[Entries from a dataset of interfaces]
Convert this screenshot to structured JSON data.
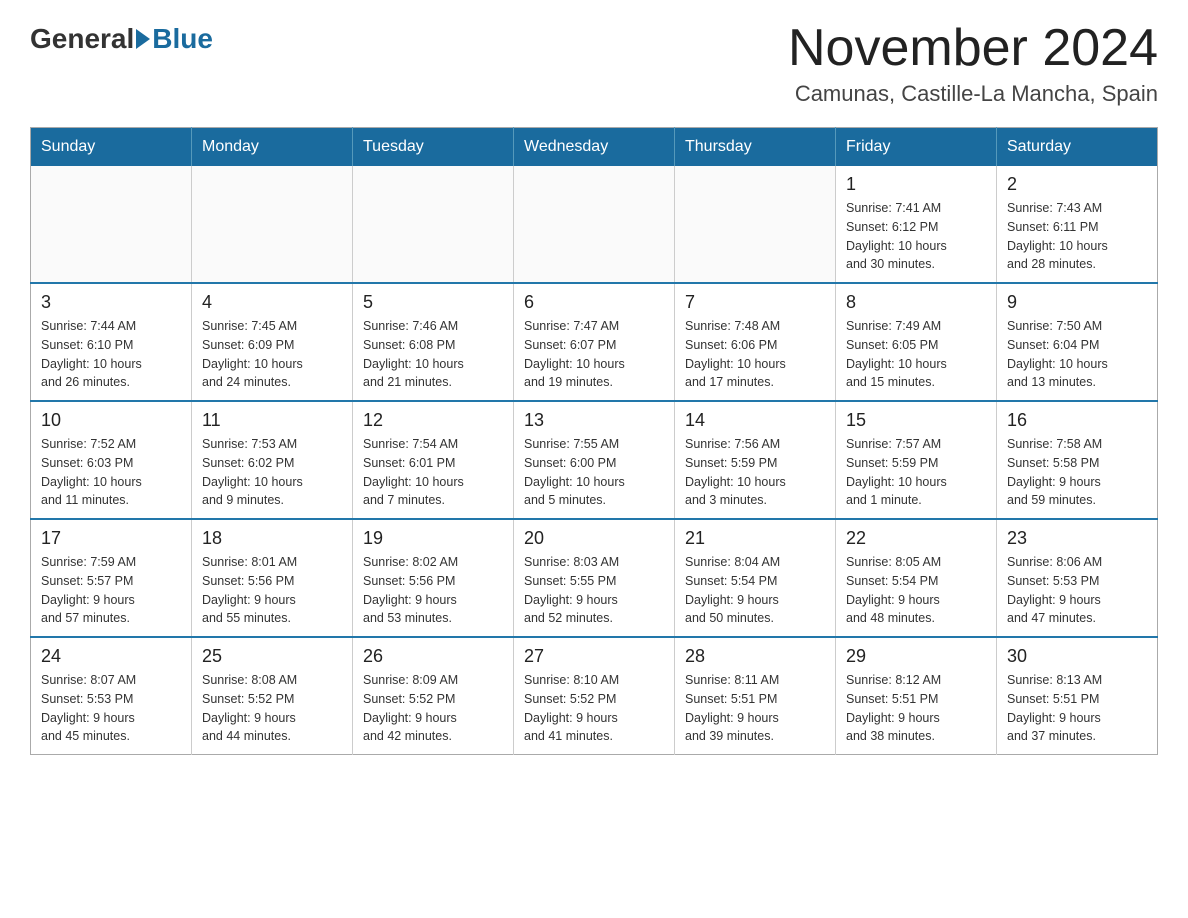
{
  "header": {
    "logo_general": "General",
    "logo_blue": "Blue",
    "month_title": "November 2024",
    "location": "Camunas, Castille-La Mancha, Spain"
  },
  "weekdays": [
    "Sunday",
    "Monday",
    "Tuesday",
    "Wednesday",
    "Thursday",
    "Friday",
    "Saturday"
  ],
  "weeks": [
    [
      {
        "day": "",
        "info": ""
      },
      {
        "day": "",
        "info": ""
      },
      {
        "day": "",
        "info": ""
      },
      {
        "day": "",
        "info": ""
      },
      {
        "day": "",
        "info": ""
      },
      {
        "day": "1",
        "info": "Sunrise: 7:41 AM\nSunset: 6:12 PM\nDaylight: 10 hours\nand 30 minutes."
      },
      {
        "day": "2",
        "info": "Sunrise: 7:43 AM\nSunset: 6:11 PM\nDaylight: 10 hours\nand 28 minutes."
      }
    ],
    [
      {
        "day": "3",
        "info": "Sunrise: 7:44 AM\nSunset: 6:10 PM\nDaylight: 10 hours\nand 26 minutes."
      },
      {
        "day": "4",
        "info": "Sunrise: 7:45 AM\nSunset: 6:09 PM\nDaylight: 10 hours\nand 24 minutes."
      },
      {
        "day": "5",
        "info": "Sunrise: 7:46 AM\nSunset: 6:08 PM\nDaylight: 10 hours\nand 21 minutes."
      },
      {
        "day": "6",
        "info": "Sunrise: 7:47 AM\nSunset: 6:07 PM\nDaylight: 10 hours\nand 19 minutes."
      },
      {
        "day": "7",
        "info": "Sunrise: 7:48 AM\nSunset: 6:06 PM\nDaylight: 10 hours\nand 17 minutes."
      },
      {
        "day": "8",
        "info": "Sunrise: 7:49 AM\nSunset: 6:05 PM\nDaylight: 10 hours\nand 15 minutes."
      },
      {
        "day": "9",
        "info": "Sunrise: 7:50 AM\nSunset: 6:04 PM\nDaylight: 10 hours\nand 13 minutes."
      }
    ],
    [
      {
        "day": "10",
        "info": "Sunrise: 7:52 AM\nSunset: 6:03 PM\nDaylight: 10 hours\nand 11 minutes."
      },
      {
        "day": "11",
        "info": "Sunrise: 7:53 AM\nSunset: 6:02 PM\nDaylight: 10 hours\nand 9 minutes."
      },
      {
        "day": "12",
        "info": "Sunrise: 7:54 AM\nSunset: 6:01 PM\nDaylight: 10 hours\nand 7 minutes."
      },
      {
        "day": "13",
        "info": "Sunrise: 7:55 AM\nSunset: 6:00 PM\nDaylight: 10 hours\nand 5 minutes."
      },
      {
        "day": "14",
        "info": "Sunrise: 7:56 AM\nSunset: 5:59 PM\nDaylight: 10 hours\nand 3 minutes."
      },
      {
        "day": "15",
        "info": "Sunrise: 7:57 AM\nSunset: 5:59 PM\nDaylight: 10 hours\nand 1 minute."
      },
      {
        "day": "16",
        "info": "Sunrise: 7:58 AM\nSunset: 5:58 PM\nDaylight: 9 hours\nand 59 minutes."
      }
    ],
    [
      {
        "day": "17",
        "info": "Sunrise: 7:59 AM\nSunset: 5:57 PM\nDaylight: 9 hours\nand 57 minutes."
      },
      {
        "day": "18",
        "info": "Sunrise: 8:01 AM\nSunset: 5:56 PM\nDaylight: 9 hours\nand 55 minutes."
      },
      {
        "day": "19",
        "info": "Sunrise: 8:02 AM\nSunset: 5:56 PM\nDaylight: 9 hours\nand 53 minutes."
      },
      {
        "day": "20",
        "info": "Sunrise: 8:03 AM\nSunset: 5:55 PM\nDaylight: 9 hours\nand 52 minutes."
      },
      {
        "day": "21",
        "info": "Sunrise: 8:04 AM\nSunset: 5:54 PM\nDaylight: 9 hours\nand 50 minutes."
      },
      {
        "day": "22",
        "info": "Sunrise: 8:05 AM\nSunset: 5:54 PM\nDaylight: 9 hours\nand 48 minutes."
      },
      {
        "day": "23",
        "info": "Sunrise: 8:06 AM\nSunset: 5:53 PM\nDaylight: 9 hours\nand 47 minutes."
      }
    ],
    [
      {
        "day": "24",
        "info": "Sunrise: 8:07 AM\nSunset: 5:53 PM\nDaylight: 9 hours\nand 45 minutes."
      },
      {
        "day": "25",
        "info": "Sunrise: 8:08 AM\nSunset: 5:52 PM\nDaylight: 9 hours\nand 44 minutes."
      },
      {
        "day": "26",
        "info": "Sunrise: 8:09 AM\nSunset: 5:52 PM\nDaylight: 9 hours\nand 42 minutes."
      },
      {
        "day": "27",
        "info": "Sunrise: 8:10 AM\nSunset: 5:52 PM\nDaylight: 9 hours\nand 41 minutes."
      },
      {
        "day": "28",
        "info": "Sunrise: 8:11 AM\nSunset: 5:51 PM\nDaylight: 9 hours\nand 39 minutes."
      },
      {
        "day": "29",
        "info": "Sunrise: 8:12 AM\nSunset: 5:51 PM\nDaylight: 9 hours\nand 38 minutes."
      },
      {
        "day": "30",
        "info": "Sunrise: 8:13 AM\nSunset: 5:51 PM\nDaylight: 9 hours\nand 37 minutes."
      }
    ]
  ]
}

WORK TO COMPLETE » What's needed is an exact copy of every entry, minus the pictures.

WRITTEN ANSWER »
Convert this screenshot to structured JSON data.
{
  "header": {
    "logo_general": "General",
    "logo_blue": "Blue",
    "month_title": "November 2024",
    "location": "Camunas, Castille-La Mancha, Spain"
  },
  "weekdays": [
    "Sunday",
    "Monday",
    "Tuesday",
    "Wednesday",
    "Thursday",
    "Friday",
    "Saturday"
  ],
  "weeks": [
    [
      {
        "day": "",
        "info": ""
      },
      {
        "day": "",
        "info": ""
      },
      {
        "day": "",
        "info": ""
      },
      {
        "day": "",
        "info": ""
      },
      {
        "day": "",
        "info": ""
      },
      {
        "day": "1",
        "info": "Sunrise: 7:41 AM\nSunset: 6:12 PM\nDaylight: 10 hours\nand 30 minutes."
      },
      {
        "day": "2",
        "info": "Sunrise: 7:43 AM\nSunset: 6:11 PM\nDaylight: 10 hours\nand 28 minutes."
      }
    ],
    [
      {
        "day": "3",
        "info": "Sunrise: 7:44 AM\nSunset: 6:10 PM\nDaylight: 10 hours\nand 26 minutes."
      },
      {
        "day": "4",
        "info": "Sunrise: 7:45 AM\nSunset: 6:09 PM\nDaylight: 10 hours\nand 24 minutes."
      },
      {
        "day": "5",
        "info": "Sunrise: 7:46 AM\nSunset: 6:08 PM\nDaylight: 10 hours\nand 21 minutes."
      },
      {
        "day": "6",
        "info": "Sunrise: 7:47 AM\nSunset: 6:07 PM\nDaylight: 10 hours\nand 19 minutes."
      },
      {
        "day": "7",
        "info": "Sunrise: 7:48 AM\nSunset: 6:06 PM\nDaylight: 10 hours\nand 17 minutes."
      },
      {
        "day": "8",
        "info": "Sunrise: 7:49 AM\nSunset: 6:05 PM\nDaylight: 10 hours\nand 15 minutes."
      },
      {
        "day": "9",
        "info": "Sunrise: 7:50 AM\nSunset: 6:04 PM\nDaylight: 10 hours\nand 13 minutes."
      }
    ],
    [
      {
        "day": "10",
        "info": "Sunrise: 7:52 AM\nSunset: 6:03 PM\nDaylight: 10 hours\nand 11 minutes."
      },
      {
        "day": "11",
        "info": "Sunrise: 7:53 AM\nSunset: 6:02 PM\nDaylight: 10 hours\nand 9 minutes."
      },
      {
        "day": "12",
        "info": "Sunrise: 7:54 AM\nSunset: 6:01 PM\nDaylight: 10 hours\nand 7 minutes."
      },
      {
        "day": "13",
        "info": "Sunrise: 7:55 AM\nSunset: 6:00 PM\nDaylight: 10 hours\nand 5 minutes."
      },
      {
        "day": "14",
        "info": "Sunrise: 7:56 AM\nSunset: 5:59 PM\nDaylight: 10 hours\nand 3 minutes."
      },
      {
        "day": "15",
        "info": "Sunrise: 7:57 AM\nSunset: 5:59 PM\nDaylight: 10 hours\nand 1 minute."
      },
      {
        "day": "16",
        "info": "Sunrise: 7:58 AM\nSunset: 5:58 PM\nDaylight: 9 hours\nand 59 minutes."
      }
    ],
    [
      {
        "day": "17",
        "info": "Sunrise: 7:59 AM\nSunset: 5:57 PM\nDaylight: 9 hours\nand 57 minutes."
      },
      {
        "day": "18",
        "info": "Sunrise: 8:01 AM\nSunset: 5:56 PM\nDaylight: 9 hours\nand 55 minutes."
      },
      {
        "day": "19",
        "info": "Sunrise: 8:02 AM\nSunset: 5:56 PM\nDaylight: 9 hours\nand 53 minutes."
      },
      {
        "day": "20",
        "info": "Sunrise: 8:03 AM\nSunset: 5:55 PM\nDaylight: 9 hours\nand 52 minutes."
      },
      {
        "day": "21",
        "info": "Sunrise: 8:04 AM\nSunset: 5:54 PM\nDaylight: 9 hours\nand 50 minutes."
      },
      {
        "day": "22",
        "info": "Sunrise: 8:05 AM\nSunset: 5:54 PM\nDaylight: 9 hours\nand 48 minutes."
      },
      {
        "day": "23",
        "info": "Sunrise: 8:06 AM\nSunset: 5:53 PM\nDaylight: 9 hours\nand 47 minutes."
      }
    ],
    [
      {
        "day": "24",
        "info": "Sunrise: 8:07 AM\nSunset: 5:53 PM\nDaylight: 9 hours\nand 45 minutes."
      },
      {
        "day": "25",
        "info": "Sunrise: 8:08 AM\nSunset: 5:52 PM\nDaylight: 9 hours\nand 44 minutes."
      },
      {
        "day": "26",
        "info": "Sunrise: 8:09 AM\nSunset: 5:52 PM\nDaylight: 9 hours\nand 42 minutes."
      },
      {
        "day": "27",
        "info": "Sunrise: 8:10 AM\nSunset: 5:52 PM\nDaylight: 9 hours\nand 41 minutes."
      },
      {
        "day": "28",
        "info": "Sunrise: 8:11 AM\nSunset: 5:51 PM\nDaylight: 9 hours\nand 39 minutes."
      },
      {
        "day": "29",
        "info": "Sunrise: 8:12 AM\nSunset: 5:51 PM\nDaylight: 9 hours\nand 38 minutes."
      },
      {
        "day": "30",
        "info": "Sunrise: 8:13 AM\nSunset: 5:51 PM\nDaylight: 9 hours\nand 37 minutes."
      }
    ]
  ]
}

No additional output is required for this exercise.